WHAT THE EXERCISE ASKS
For each line of the data below that holds "title", copy the line.

DATA SUPPLIED
§ §
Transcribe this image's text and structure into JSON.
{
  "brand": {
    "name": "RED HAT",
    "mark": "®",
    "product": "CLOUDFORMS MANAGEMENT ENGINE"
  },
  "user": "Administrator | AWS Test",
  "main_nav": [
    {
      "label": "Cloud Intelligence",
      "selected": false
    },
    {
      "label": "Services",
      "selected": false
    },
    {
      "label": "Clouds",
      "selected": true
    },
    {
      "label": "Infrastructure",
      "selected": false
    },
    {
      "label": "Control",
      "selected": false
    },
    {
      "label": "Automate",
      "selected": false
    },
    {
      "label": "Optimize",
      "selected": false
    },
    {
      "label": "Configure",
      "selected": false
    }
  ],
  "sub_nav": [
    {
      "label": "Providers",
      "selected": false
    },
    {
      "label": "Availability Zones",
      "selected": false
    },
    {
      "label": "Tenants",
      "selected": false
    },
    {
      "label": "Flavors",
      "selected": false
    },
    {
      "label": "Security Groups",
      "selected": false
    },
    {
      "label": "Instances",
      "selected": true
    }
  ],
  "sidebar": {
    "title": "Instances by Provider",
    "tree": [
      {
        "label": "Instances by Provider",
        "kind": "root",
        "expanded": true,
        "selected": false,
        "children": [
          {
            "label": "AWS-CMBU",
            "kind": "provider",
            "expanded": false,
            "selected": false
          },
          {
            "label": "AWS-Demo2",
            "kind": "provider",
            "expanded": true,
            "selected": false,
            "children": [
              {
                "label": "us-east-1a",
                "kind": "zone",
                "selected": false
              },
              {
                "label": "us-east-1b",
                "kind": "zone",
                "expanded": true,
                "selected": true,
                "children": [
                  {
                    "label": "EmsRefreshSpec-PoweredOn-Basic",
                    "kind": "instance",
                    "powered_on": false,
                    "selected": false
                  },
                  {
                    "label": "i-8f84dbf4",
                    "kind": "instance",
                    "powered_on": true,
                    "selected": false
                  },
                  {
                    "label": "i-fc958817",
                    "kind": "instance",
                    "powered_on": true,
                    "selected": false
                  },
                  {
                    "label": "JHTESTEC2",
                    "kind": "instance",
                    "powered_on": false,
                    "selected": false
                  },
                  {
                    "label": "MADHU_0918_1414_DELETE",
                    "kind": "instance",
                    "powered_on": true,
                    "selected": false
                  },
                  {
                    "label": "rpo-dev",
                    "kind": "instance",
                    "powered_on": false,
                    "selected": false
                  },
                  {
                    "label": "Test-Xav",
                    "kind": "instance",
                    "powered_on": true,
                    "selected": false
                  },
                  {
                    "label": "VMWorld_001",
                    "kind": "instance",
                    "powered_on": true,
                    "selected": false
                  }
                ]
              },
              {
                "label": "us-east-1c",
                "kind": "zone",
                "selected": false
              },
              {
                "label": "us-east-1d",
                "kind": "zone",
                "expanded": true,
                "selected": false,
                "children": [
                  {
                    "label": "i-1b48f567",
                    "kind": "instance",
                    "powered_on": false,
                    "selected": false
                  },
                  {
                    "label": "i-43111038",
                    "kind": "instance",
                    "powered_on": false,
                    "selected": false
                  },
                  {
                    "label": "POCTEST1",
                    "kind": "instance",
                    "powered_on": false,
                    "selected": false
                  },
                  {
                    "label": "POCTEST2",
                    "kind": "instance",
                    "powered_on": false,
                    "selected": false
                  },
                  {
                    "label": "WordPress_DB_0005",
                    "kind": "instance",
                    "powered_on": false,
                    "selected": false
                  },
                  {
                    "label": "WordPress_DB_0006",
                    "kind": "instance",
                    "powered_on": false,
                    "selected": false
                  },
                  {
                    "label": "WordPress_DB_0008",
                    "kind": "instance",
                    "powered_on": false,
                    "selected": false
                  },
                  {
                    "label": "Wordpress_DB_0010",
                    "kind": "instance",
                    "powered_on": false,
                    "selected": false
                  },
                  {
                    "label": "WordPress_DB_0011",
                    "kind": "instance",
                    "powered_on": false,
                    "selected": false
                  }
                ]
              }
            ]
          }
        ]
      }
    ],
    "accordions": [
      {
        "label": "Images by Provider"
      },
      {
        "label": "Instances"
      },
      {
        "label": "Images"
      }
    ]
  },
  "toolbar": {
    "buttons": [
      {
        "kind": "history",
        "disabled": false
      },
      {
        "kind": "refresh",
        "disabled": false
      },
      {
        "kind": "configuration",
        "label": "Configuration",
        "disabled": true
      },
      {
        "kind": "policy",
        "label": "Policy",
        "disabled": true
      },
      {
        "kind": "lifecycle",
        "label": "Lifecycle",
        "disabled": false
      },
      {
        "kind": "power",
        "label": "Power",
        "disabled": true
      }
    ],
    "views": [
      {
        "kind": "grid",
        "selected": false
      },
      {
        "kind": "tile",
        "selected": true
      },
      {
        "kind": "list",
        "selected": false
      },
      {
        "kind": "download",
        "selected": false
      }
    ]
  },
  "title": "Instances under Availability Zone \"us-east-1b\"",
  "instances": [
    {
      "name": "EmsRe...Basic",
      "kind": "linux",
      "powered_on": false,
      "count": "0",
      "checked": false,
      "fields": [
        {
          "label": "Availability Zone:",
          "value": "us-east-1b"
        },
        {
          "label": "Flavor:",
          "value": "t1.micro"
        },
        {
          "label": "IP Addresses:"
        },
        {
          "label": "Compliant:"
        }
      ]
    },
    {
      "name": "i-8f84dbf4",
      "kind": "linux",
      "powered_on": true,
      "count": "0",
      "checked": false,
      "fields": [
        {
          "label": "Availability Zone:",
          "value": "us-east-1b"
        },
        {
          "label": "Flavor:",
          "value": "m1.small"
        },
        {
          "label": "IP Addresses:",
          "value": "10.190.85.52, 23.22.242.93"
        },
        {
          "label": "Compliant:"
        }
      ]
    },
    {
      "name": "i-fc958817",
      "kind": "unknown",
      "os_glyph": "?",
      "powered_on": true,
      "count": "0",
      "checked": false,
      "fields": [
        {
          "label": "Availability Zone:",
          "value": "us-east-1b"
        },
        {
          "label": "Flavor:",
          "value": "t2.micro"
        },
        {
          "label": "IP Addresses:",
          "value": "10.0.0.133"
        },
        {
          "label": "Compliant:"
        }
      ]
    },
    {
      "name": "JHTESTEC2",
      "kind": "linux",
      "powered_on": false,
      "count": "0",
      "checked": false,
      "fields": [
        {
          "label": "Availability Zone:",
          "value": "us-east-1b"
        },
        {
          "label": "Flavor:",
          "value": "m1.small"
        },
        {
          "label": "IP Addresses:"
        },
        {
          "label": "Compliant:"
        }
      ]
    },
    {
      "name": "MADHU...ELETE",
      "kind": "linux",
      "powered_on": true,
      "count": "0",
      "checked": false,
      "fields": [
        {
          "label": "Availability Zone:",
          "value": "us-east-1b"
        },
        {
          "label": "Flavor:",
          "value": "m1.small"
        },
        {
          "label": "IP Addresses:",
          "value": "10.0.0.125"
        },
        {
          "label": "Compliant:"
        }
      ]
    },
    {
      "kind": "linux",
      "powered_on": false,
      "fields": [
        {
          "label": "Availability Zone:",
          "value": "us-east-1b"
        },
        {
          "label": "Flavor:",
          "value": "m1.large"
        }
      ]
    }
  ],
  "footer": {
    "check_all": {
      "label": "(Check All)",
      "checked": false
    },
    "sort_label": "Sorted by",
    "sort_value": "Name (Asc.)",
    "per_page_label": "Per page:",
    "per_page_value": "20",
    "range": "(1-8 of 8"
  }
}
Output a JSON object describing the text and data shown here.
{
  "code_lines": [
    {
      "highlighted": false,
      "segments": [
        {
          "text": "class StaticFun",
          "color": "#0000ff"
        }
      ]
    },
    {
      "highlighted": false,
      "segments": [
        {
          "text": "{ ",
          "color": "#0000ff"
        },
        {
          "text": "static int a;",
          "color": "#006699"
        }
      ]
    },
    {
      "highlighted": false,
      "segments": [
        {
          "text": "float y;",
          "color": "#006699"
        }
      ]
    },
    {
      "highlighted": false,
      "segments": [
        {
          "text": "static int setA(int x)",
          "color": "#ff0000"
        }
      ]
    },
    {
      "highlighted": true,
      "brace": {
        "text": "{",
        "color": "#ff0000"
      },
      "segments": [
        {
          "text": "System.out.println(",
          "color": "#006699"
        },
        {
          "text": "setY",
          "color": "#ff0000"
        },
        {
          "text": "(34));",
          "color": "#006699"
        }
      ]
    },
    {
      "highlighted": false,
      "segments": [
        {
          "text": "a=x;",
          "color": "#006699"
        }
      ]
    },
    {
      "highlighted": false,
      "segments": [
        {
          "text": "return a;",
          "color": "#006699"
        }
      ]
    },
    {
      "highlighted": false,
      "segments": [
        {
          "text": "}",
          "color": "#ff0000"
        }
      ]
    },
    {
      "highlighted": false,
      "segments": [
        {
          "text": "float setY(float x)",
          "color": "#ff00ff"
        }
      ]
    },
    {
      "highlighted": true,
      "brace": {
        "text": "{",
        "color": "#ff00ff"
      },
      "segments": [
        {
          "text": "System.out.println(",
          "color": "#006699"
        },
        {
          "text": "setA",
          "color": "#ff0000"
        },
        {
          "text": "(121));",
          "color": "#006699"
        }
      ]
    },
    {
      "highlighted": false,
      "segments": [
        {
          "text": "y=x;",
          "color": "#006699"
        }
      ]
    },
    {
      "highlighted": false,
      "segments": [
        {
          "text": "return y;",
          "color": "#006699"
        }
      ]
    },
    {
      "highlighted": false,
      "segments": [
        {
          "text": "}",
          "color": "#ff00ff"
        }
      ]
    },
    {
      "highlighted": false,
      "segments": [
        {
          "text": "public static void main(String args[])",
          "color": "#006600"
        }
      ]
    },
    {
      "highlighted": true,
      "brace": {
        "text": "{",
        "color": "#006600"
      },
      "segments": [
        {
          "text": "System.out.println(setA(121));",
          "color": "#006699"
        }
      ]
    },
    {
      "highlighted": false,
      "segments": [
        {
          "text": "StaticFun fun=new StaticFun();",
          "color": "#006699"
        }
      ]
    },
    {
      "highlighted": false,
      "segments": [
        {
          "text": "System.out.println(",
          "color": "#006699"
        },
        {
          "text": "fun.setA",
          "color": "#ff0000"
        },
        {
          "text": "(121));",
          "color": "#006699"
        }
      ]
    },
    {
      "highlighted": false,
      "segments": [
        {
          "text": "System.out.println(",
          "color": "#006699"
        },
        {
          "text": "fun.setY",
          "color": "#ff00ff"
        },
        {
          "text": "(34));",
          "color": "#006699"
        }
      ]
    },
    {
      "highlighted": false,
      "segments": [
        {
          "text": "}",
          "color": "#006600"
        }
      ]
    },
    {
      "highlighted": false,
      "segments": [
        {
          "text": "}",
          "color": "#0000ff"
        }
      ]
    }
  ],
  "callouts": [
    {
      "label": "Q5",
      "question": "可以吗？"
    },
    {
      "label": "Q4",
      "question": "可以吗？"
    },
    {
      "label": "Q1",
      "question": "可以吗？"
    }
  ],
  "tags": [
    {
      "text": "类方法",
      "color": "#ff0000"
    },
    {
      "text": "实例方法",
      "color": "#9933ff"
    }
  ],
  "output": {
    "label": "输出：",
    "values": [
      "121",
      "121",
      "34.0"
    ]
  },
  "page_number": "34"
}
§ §
SOLUTION FOR THIS TASK
    "title": "Instances by Provider",
  "title": "Instances under Availability Zone \"us-east-1b\"",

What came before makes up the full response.